Rod out back 2008-08-20 10:12:10
Not a pet Beaded Dragon, but it concerned me all the same…
I was out mustering sheep this morning on my motorbike. In my travels, I
saw a large adult Bearded Dragon on a stump, and I rode over to look at him.
They are very common in this part of the world, but this one was at the
right height to have a look at. I think for the whole morning (approx 30
miles of riding), I would have noticed about 5 of these lizards, and I wasnt
really looking for any(too busy).
When I got closer, i saw it had some sort of infection\disease eating away
the front of it’s nose. I would say the front quarter-inch of it’s nose and
jaw looked like it was slowly being eaten away. When I went to grab the
animal for a closer look, it dropped to the ground and dissappeared before I
could get off my bike.
The lizard was in an area where it couldnt have been injured on a road, nor
exposed to any hazardous chemicals. The lizard was in good condition, with
a plump tail and looked healthy all over(aside from the nose). I recall
what looked like diluted dried blood down it’s chin, which my intial thought
was it had been bleeding recently.
To be honest, it is the first time I have seen a wild bearded dragon with
anything aside from injuries when they get hit on the main road (usually
fatal). I cannot for the life of me work out if I was looking at the result
of a recent fight, but the type of injury didnt seem right. Usually fights
leave skin hanging off, and a few other scratches and bites, etc. It looked
more like a progressive erosion of the nose. A bit like if you poured
strong acid on the nose. This animal was in an area of the property where
it’s exposure to humans or their associated rubbish was highly unlikely.

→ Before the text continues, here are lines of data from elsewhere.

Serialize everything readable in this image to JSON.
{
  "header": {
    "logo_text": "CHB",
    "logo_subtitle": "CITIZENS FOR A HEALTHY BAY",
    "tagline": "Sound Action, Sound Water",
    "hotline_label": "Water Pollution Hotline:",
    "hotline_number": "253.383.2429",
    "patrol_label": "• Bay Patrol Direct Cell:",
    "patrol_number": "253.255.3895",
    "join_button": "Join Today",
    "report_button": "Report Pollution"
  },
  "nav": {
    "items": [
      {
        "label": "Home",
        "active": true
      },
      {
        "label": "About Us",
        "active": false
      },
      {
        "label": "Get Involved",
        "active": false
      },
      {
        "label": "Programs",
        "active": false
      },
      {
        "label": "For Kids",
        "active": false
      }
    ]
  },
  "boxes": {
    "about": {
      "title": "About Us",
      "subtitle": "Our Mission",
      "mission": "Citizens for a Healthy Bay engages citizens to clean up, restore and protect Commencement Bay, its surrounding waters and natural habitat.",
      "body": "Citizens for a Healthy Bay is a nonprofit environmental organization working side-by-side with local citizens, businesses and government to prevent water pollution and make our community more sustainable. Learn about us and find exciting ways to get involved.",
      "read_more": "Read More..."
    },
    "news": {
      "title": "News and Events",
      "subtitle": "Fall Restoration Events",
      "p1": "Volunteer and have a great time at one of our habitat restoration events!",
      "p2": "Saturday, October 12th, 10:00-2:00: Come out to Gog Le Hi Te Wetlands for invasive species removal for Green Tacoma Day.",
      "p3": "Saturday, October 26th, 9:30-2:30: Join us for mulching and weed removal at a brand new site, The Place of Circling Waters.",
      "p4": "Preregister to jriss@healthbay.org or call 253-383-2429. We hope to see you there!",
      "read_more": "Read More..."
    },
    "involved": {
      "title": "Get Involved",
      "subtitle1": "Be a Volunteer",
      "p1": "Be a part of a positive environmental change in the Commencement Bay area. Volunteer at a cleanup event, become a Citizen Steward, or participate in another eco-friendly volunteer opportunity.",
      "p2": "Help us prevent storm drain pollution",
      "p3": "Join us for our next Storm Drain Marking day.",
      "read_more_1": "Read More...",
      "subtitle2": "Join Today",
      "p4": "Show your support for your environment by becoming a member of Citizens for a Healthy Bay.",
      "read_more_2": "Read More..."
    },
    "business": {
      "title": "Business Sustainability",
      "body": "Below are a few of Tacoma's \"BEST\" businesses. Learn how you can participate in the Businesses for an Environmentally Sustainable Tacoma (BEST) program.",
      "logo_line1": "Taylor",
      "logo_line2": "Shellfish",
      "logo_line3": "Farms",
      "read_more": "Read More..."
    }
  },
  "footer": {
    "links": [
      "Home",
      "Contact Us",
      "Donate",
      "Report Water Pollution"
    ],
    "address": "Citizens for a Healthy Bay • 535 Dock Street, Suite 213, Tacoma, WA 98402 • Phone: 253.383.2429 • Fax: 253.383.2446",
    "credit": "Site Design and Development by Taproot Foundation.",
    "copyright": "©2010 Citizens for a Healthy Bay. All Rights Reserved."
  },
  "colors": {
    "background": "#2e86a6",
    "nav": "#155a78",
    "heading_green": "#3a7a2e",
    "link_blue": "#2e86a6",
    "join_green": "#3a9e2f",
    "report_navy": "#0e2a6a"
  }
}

I recall someone saying on here recently about a disease that does this(eats
away). Is it likely that this could occur in the wild, or is it something
associated with captivity?
Its unlikely I’ll see the lizard again, but we are mustering out in that
paddock over the next 2 days, so I might make a point of trying to find it
again. You never know.
Any ideas or thoughts appreciated.
Rod…….Out Back Australia
Gloria carr 2008-08-20 10:12:12
The only ‘eroding’ disease I can think of in captivity would be metabolic
bone disease, which would be highly unlikely for a wild beardie to get as it
is caused by a insufficient UVB and an inadequate diet. Not likely to be a
problem in the wild!
Frankly it sounds more like something like gangrene, probably unlikely that
a wild beardie would get that, but it could still happen… I could also be
something like self-injury due to a tick/mite problem. Again, while many
wild reptiles have some ticks and mites, they usually only cause a problem
in captivity where a reptile cannot escape them once they’ve shed their
skin, in the wild they would just walk away…
I suspect the only way to find out would be to catch him and get the wound
cultured. Maybe someone here more knowledgeable then I could give you a